In particular, the recommendation includes establishing a grant program that incentivizes community solar projects in cities and rural communities with discounts for low-income households, as well as the installation of energy efficiency upgrades to homes and buildings that would lower the cost of electricity to most individuals in low-income communities. These projects would be funded through the creation of a green bank so that low-interest loans can cover the full costs upfront. It also recommends investments in community resilience projects, including nature-based solutions such as green roofs for the mitigation of extreme heat and clean water infrastructure. ASCE supports policies that promote the use of energy sources and generation methods that allow for equity, affordability, and access by all members of the community and lessen the burden of energy production and distribution on environmental justice communities.
The report also includes many recommendations for the advancement of clean water infrastructure, including the retrofit of lead water pipe infrastructure, infusing $100 billion into the Clean Water and Drinking Water State Revolving Fund (CWSRF and DWSRF) programs, the institutionalization of water and wastewater affordability programs, and developing a robust and public transparent national database to locate lead testing data for schools, cities, and states. In a recent letter to Congressional appropriators, ASCE asked Congress to triple the amount of funding to both the CWSRF and DWSRF programs, and we endorsed H.R. 1915, the Water Quality Protection & Job Creation Act of 2021, which reauthorizes the CWSRF at $40 billion over five years. ASCE has also endorsed the Low Income Household Drinking Water and Wastewater Emergency Assistance Program, which was created in the Fiscal Year 2021 omnibus and funded at $638 million. In ASCE’s public comments to the U.S. Environmental Protection Agency last year regarding the proposed Lead & Copper rule, we supported the provision that requires a publicly available lead service line inventory.
Transit also received special attention in the report. It is recommended that the U.S. Department of Transportation (DOT) direct transit hub invest to foster economic and small business development in commercial corridors, transition to renewable energy fleets, and expand access in low-income communities. ASCE supports efforts to improve our transit network, reduce greenhouse gas emissions, and foster economic growth.
Finally, the recommendations include supporting the funding of frontline and environmental justice communities to organize, convene, and develop climate actions plans that address climate resilience, communication, and prioritize potential climate impacts. ASCE supports government policies that encourage anticipation of and preparation for impacts of climate change on the built environment.

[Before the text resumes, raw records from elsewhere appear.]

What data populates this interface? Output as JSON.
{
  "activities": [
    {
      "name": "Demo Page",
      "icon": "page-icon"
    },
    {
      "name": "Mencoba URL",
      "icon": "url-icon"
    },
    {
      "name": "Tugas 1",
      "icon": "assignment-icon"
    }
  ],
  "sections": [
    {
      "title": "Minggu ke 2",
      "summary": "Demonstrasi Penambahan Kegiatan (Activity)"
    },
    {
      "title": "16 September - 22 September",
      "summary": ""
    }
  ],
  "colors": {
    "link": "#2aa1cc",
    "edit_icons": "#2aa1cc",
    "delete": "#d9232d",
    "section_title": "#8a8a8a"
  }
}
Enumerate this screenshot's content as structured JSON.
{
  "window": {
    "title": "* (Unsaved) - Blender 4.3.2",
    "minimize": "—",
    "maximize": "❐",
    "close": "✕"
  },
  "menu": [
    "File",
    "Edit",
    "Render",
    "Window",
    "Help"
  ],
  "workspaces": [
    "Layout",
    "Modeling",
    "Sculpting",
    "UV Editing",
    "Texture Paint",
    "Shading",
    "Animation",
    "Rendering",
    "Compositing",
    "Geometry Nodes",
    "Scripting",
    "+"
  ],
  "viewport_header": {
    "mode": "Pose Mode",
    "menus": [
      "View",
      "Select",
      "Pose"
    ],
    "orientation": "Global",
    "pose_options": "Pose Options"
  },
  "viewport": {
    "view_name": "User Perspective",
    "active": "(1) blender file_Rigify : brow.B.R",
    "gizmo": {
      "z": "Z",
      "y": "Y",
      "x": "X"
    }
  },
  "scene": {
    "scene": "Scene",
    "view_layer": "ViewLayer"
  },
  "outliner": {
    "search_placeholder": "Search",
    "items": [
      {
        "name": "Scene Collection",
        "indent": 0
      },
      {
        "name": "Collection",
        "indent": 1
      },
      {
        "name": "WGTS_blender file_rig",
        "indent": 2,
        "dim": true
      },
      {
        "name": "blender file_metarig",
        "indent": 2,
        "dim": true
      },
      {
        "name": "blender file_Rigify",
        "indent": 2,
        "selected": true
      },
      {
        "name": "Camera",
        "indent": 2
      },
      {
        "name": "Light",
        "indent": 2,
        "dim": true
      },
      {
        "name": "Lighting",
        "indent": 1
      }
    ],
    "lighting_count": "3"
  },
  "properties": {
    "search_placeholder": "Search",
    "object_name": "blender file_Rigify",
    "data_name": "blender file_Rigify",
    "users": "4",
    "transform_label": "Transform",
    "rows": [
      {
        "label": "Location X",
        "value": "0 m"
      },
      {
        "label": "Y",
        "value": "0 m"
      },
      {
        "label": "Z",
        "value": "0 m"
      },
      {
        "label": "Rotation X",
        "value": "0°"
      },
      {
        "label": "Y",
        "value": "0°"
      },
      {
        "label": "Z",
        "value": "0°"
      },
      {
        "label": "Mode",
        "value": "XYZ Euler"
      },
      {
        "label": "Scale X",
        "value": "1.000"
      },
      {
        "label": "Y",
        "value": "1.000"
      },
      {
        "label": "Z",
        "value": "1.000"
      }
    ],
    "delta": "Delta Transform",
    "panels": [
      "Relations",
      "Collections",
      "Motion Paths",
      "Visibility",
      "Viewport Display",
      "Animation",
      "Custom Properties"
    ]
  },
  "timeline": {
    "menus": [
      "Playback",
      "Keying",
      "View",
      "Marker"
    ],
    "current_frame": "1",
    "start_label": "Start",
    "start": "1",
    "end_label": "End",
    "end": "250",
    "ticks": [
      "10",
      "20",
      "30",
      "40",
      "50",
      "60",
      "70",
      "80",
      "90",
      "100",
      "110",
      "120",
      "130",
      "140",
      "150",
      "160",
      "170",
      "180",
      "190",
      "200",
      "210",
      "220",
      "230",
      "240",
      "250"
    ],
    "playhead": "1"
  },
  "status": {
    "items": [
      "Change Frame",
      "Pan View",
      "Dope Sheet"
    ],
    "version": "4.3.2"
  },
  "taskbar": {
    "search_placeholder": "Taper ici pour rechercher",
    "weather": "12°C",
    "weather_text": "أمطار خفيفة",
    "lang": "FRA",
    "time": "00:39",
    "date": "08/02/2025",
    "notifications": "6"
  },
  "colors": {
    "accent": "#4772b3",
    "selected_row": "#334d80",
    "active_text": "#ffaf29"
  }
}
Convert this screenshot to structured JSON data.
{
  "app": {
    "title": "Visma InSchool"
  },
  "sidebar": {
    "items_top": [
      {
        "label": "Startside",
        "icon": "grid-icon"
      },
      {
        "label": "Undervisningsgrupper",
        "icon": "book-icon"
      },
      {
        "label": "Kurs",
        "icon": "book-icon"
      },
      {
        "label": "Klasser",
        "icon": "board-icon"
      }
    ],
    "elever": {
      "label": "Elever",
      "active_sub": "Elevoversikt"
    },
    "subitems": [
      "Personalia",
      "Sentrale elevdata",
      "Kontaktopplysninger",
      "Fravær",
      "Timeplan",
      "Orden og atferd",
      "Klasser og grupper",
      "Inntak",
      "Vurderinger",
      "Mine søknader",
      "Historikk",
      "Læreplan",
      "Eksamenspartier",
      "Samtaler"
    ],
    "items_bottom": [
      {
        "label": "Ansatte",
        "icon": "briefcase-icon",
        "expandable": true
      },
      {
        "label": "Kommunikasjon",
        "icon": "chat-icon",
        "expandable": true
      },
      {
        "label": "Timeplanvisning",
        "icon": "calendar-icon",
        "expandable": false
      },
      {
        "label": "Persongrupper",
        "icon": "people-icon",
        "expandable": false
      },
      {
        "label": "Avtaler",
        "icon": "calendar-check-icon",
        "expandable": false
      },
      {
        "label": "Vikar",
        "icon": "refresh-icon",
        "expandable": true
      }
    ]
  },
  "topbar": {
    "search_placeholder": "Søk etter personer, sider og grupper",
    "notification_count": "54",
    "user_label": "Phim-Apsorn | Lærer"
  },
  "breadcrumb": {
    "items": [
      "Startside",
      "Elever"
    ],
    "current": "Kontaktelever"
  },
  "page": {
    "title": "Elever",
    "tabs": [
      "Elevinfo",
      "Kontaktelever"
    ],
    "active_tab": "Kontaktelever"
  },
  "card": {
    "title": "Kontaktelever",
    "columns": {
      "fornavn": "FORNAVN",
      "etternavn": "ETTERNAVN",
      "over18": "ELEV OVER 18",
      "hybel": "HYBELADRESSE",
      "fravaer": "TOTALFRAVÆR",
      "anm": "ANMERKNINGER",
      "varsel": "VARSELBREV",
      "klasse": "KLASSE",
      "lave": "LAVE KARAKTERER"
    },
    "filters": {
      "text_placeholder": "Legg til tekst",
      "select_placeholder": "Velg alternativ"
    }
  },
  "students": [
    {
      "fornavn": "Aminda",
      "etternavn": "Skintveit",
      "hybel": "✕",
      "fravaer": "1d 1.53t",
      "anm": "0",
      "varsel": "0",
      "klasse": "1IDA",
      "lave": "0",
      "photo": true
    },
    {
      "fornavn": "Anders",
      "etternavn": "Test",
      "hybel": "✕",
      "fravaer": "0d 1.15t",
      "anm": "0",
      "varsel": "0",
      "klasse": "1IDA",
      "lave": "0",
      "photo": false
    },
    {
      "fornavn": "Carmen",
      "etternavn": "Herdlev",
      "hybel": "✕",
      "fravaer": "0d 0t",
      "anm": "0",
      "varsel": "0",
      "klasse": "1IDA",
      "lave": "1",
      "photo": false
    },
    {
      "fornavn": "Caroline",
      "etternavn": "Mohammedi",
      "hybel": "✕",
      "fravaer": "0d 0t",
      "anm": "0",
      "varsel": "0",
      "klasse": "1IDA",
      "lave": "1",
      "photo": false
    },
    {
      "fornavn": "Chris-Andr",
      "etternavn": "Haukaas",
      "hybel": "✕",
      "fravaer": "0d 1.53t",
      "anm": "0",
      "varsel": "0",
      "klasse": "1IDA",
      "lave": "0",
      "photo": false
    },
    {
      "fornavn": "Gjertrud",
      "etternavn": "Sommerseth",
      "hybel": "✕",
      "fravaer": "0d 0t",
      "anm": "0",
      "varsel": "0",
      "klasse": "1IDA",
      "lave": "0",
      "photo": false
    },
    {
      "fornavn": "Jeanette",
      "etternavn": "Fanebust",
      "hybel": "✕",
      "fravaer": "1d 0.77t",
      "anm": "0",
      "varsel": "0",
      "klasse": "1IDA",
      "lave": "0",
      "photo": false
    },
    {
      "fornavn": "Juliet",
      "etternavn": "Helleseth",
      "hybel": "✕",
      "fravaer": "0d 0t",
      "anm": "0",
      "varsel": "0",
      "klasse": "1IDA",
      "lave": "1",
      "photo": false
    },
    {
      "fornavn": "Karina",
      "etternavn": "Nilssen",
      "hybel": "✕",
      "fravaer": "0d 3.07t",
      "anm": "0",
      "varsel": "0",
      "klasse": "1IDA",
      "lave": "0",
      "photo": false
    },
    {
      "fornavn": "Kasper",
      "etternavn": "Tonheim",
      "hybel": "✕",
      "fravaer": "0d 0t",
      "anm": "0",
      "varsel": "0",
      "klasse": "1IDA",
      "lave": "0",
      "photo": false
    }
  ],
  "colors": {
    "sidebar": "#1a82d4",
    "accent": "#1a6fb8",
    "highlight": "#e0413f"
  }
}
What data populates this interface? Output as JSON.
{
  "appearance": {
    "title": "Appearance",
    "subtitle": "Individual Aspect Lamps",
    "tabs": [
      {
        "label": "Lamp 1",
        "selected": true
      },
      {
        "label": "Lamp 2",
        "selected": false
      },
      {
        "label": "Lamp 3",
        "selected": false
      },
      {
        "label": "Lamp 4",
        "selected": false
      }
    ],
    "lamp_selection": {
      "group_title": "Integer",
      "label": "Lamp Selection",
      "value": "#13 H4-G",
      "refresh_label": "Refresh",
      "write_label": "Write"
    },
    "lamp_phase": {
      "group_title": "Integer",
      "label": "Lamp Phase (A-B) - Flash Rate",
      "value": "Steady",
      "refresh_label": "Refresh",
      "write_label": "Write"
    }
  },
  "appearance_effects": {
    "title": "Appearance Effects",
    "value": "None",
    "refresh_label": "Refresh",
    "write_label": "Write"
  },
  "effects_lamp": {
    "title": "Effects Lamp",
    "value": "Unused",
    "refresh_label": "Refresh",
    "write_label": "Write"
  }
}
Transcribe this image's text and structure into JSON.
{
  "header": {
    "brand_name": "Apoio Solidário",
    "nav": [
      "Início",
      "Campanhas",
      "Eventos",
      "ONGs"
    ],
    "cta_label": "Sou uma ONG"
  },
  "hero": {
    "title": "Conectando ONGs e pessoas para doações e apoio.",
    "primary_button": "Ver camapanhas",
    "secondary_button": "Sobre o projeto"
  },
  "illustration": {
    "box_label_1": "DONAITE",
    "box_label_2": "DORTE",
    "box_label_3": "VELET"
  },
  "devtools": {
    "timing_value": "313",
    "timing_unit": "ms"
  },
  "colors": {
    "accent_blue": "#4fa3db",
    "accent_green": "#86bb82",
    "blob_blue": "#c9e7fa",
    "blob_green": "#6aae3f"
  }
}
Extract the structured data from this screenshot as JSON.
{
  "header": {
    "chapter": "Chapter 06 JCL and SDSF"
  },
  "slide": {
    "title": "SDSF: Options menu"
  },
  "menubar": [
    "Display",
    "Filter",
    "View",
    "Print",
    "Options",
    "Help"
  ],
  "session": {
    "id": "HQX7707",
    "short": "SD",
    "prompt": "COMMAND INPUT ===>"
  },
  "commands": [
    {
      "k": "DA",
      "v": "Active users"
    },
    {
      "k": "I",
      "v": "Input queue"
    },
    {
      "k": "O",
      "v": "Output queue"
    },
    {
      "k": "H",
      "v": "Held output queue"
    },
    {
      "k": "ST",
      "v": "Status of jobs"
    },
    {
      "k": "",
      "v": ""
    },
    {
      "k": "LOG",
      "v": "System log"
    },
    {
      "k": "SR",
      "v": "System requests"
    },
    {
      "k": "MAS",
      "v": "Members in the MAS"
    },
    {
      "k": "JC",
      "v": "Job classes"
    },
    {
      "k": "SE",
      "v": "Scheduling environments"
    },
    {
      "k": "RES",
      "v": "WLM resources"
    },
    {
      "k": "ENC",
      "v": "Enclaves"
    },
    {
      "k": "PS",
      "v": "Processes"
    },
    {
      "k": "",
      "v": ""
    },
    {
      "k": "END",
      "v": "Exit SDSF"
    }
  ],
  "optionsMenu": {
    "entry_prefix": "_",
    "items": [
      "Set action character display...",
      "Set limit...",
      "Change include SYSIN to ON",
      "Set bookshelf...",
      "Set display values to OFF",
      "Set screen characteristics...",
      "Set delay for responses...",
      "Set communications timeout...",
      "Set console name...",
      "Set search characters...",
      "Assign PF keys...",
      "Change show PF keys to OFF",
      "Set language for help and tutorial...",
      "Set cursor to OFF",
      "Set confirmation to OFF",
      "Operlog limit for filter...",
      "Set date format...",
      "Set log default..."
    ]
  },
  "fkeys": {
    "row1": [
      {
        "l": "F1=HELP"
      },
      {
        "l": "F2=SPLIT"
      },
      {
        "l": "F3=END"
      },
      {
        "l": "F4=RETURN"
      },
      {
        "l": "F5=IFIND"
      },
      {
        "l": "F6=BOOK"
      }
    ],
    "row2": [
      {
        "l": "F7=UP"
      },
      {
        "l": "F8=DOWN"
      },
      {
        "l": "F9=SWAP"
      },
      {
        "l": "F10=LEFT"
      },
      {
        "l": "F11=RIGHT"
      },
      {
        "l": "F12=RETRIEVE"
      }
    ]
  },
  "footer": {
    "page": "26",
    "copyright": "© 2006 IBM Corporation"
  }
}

In response to these recommendations, the chair of the White House Council on Environmental Quality, Brenda Mallory, said that she looks forward to “reviewing these recommendations and to working with my colleagues across the federal government and with Congress to follow through on the President’s commitments to address long-standing environmental injustices.”